This study investigates bank loan officers' use of financial information and reports, in particular, cash flow information and the statement of cash flow (SCF), in making lending decisions. Subjects were drawn from four groups of frequent users of financial reports-bank loan officers, auditors, financial analysts and accounting academics. Each subject was presented with the annual reports of two loan applicant companies to make two independent lending decisions based on the information provided. The SCF of one of the companies was presented in the direct format, while the other was presented in the indirect format. The indirect format of SCF was used as a surrogate for the funds flow statement. Results show that, while cash flow was the second most used financial information, the majority of the subjects obtained this information from financial statements other than the SCF, notably, the balance sheet. In terms of financial report usage, notes to the financial statements, rather than the SCF, was most frequently used. No subject made use of the incremental information provided in the SCF presented in the direct format. The results suggest that loan officers do not use the cash flow information provided by the SCF, but rely on the accounting information provided in the FFS and accrual-based financial reports.
- Fund flow statement

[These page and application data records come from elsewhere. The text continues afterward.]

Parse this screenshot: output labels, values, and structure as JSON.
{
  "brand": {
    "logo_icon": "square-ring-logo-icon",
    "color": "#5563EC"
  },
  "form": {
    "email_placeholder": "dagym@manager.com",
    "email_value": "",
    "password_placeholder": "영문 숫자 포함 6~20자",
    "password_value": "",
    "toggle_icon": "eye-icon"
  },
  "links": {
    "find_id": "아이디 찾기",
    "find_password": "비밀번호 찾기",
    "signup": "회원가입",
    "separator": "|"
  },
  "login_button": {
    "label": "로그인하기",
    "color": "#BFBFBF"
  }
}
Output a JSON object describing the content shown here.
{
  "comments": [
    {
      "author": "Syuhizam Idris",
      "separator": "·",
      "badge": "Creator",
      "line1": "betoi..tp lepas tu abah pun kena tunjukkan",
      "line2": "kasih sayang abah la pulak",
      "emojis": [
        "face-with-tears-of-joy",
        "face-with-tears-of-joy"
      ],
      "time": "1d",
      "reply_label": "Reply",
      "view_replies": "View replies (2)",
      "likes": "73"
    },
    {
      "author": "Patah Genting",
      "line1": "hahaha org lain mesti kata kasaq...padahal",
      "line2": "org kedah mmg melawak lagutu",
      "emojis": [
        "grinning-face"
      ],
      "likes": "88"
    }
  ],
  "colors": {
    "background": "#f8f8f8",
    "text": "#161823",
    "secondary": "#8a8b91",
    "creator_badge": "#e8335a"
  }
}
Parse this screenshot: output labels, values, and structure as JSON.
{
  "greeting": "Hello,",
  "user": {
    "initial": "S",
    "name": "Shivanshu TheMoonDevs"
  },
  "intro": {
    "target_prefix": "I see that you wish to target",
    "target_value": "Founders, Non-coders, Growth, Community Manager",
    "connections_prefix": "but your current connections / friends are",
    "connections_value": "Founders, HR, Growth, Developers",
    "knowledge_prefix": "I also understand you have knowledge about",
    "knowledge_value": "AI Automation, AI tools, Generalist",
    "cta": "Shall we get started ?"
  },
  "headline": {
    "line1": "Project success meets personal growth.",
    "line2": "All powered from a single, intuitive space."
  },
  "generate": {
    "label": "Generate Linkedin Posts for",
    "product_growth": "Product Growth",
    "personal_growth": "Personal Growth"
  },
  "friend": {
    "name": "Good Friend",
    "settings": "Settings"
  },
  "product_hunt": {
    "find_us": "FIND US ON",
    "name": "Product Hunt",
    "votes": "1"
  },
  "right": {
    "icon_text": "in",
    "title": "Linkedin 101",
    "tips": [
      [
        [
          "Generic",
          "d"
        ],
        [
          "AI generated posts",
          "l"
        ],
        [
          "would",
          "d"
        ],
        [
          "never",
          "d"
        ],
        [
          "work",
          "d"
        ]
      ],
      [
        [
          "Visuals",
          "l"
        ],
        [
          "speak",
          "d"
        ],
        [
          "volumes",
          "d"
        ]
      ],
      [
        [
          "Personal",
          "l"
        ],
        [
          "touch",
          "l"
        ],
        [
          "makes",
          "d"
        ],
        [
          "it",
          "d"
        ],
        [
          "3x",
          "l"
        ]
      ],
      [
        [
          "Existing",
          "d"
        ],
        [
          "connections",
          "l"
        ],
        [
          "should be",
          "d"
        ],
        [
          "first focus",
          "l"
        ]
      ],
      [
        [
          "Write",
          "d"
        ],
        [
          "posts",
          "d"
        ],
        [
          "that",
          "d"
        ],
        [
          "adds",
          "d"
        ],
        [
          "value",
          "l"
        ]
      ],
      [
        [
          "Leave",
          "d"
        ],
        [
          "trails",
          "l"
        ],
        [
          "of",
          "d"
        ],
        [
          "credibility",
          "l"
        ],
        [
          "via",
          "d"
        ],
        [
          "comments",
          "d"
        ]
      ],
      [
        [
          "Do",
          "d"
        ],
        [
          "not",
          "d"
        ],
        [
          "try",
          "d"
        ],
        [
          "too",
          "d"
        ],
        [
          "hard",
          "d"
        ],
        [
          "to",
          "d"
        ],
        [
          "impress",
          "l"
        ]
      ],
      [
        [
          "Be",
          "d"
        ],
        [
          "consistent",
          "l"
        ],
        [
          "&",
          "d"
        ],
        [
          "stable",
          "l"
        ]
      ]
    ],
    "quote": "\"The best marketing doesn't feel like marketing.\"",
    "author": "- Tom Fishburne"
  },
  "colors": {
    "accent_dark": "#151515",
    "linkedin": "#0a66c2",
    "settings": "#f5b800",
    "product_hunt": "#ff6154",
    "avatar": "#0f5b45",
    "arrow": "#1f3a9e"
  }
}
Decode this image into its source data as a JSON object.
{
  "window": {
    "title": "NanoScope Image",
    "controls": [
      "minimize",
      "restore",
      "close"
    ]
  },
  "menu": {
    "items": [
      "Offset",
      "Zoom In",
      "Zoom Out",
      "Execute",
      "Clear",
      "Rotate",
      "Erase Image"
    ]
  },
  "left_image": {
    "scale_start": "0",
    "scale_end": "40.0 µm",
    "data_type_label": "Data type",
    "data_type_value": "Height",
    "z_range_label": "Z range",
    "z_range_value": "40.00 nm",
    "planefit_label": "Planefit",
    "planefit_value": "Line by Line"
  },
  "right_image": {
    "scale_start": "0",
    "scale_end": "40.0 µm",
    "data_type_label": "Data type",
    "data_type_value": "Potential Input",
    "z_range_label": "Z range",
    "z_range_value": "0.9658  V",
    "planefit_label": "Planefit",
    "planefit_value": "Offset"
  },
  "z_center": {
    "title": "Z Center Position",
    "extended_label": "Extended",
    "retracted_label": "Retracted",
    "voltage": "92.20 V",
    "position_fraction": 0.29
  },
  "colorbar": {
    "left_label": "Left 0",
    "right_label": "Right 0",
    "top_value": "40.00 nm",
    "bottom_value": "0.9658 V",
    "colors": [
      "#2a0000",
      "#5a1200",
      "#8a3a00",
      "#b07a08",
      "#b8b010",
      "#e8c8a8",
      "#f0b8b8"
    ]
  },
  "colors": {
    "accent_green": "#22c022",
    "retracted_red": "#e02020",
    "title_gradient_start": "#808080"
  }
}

- Lending decision
- Statement of cash flow
- Statement of changes in financial position
- Verbal protocol analysis